### Entries shown:
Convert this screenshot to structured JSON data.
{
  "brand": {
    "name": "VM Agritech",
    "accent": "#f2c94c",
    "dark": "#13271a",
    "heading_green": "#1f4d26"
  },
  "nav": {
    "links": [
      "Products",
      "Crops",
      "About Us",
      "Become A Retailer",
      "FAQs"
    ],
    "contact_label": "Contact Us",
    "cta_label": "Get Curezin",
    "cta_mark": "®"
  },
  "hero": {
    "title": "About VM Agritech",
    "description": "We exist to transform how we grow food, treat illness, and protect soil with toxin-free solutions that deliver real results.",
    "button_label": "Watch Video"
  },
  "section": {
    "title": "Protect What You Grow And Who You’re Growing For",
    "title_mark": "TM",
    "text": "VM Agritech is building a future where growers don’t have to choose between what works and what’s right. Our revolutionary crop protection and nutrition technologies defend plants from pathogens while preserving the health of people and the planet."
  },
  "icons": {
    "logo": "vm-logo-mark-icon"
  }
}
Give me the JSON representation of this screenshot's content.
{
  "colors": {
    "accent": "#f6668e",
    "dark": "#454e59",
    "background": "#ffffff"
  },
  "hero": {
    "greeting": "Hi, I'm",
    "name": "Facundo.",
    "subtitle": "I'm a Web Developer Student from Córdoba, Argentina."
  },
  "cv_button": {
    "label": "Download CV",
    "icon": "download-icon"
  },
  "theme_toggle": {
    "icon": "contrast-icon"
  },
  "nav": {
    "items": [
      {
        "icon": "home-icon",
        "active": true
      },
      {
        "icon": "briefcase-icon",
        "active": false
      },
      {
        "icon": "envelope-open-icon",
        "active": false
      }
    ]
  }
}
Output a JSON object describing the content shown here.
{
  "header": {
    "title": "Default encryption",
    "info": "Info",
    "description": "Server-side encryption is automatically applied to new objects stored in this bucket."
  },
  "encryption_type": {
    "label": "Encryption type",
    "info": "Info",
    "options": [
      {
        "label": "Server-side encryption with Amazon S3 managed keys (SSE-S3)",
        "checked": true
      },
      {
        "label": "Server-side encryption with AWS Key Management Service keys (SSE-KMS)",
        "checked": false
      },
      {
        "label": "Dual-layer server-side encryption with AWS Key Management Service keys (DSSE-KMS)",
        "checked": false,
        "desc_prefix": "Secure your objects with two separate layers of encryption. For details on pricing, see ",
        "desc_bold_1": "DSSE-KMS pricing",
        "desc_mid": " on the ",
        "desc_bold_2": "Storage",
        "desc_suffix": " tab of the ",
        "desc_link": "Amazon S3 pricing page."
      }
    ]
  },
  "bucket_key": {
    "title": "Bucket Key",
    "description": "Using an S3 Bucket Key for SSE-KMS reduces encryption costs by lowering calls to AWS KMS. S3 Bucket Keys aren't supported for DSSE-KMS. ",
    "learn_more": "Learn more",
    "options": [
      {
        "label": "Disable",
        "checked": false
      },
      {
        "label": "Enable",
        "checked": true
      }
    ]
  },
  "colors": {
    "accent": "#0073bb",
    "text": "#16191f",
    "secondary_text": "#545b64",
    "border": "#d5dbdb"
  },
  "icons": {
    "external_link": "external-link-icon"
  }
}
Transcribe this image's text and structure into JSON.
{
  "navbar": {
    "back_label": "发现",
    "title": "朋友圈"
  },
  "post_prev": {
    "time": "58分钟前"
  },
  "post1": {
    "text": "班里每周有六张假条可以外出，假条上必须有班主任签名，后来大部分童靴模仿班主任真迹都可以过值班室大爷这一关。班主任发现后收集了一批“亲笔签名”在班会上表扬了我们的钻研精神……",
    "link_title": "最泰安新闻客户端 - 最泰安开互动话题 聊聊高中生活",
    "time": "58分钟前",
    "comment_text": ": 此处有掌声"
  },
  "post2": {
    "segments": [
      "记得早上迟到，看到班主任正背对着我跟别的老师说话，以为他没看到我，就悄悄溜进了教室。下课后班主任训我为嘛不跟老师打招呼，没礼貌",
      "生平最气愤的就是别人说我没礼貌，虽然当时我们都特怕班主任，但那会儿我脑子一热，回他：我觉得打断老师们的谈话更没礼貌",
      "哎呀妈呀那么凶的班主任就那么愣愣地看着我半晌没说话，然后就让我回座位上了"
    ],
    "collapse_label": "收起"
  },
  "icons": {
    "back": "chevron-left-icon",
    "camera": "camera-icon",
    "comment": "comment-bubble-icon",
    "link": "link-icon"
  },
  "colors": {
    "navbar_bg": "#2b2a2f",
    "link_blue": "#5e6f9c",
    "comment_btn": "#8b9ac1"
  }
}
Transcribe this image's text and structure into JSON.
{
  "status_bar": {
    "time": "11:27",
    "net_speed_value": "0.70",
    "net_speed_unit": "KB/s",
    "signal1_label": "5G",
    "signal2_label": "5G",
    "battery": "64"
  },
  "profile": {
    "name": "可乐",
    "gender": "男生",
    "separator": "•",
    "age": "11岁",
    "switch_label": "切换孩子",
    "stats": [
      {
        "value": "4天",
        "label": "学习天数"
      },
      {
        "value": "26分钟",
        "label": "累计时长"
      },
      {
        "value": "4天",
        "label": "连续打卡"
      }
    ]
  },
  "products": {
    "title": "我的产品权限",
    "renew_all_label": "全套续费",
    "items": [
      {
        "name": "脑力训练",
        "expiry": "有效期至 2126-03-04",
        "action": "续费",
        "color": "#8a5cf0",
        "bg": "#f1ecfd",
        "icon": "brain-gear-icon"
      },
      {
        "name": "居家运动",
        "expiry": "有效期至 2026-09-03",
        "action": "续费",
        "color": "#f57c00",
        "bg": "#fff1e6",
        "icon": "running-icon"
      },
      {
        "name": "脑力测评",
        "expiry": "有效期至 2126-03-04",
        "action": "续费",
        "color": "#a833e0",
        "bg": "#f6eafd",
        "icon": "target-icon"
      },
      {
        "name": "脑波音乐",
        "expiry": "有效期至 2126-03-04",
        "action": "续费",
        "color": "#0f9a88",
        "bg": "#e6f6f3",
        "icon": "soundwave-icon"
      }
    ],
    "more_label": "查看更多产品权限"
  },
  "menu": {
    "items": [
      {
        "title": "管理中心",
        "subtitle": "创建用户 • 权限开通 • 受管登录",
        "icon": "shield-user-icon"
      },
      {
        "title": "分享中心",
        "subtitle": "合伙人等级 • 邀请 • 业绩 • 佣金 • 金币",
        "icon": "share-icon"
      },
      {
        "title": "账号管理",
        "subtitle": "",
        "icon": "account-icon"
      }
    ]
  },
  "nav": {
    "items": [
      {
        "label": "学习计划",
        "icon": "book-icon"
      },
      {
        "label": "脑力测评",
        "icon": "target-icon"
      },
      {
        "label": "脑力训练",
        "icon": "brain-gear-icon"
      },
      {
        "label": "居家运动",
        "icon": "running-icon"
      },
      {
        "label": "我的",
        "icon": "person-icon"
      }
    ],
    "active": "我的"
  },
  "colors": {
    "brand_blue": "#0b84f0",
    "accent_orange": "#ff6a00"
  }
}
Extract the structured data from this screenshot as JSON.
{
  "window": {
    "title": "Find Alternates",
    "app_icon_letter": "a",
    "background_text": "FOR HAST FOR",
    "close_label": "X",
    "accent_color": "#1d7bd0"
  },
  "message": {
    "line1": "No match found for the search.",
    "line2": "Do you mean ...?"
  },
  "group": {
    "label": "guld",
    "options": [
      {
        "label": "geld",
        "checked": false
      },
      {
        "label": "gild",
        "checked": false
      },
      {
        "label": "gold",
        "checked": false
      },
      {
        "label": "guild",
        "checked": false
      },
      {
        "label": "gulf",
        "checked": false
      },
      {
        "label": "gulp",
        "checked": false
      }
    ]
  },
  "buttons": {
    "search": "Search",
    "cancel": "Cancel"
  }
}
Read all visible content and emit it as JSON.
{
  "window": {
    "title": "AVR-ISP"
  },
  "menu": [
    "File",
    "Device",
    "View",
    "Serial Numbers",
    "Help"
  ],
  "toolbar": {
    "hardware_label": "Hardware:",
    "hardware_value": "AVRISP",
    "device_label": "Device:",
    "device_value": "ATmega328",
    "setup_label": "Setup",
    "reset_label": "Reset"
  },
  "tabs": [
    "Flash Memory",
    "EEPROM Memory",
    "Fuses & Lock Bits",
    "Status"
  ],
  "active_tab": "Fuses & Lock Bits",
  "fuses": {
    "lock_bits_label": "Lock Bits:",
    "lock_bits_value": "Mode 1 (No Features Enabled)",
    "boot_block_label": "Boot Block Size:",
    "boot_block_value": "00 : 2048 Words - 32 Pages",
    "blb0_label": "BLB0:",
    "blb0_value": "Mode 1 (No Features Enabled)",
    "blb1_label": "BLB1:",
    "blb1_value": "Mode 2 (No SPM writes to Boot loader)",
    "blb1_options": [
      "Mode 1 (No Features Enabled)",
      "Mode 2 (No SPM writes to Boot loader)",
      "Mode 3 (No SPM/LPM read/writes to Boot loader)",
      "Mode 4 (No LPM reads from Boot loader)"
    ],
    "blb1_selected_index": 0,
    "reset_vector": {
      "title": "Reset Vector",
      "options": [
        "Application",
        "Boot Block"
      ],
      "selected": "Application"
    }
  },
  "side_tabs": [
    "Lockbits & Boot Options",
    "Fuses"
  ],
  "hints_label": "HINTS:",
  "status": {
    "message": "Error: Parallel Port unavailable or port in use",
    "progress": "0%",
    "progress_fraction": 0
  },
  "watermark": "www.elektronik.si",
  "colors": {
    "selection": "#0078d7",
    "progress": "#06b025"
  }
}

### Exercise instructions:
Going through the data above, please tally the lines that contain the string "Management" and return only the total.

### Answer section:
2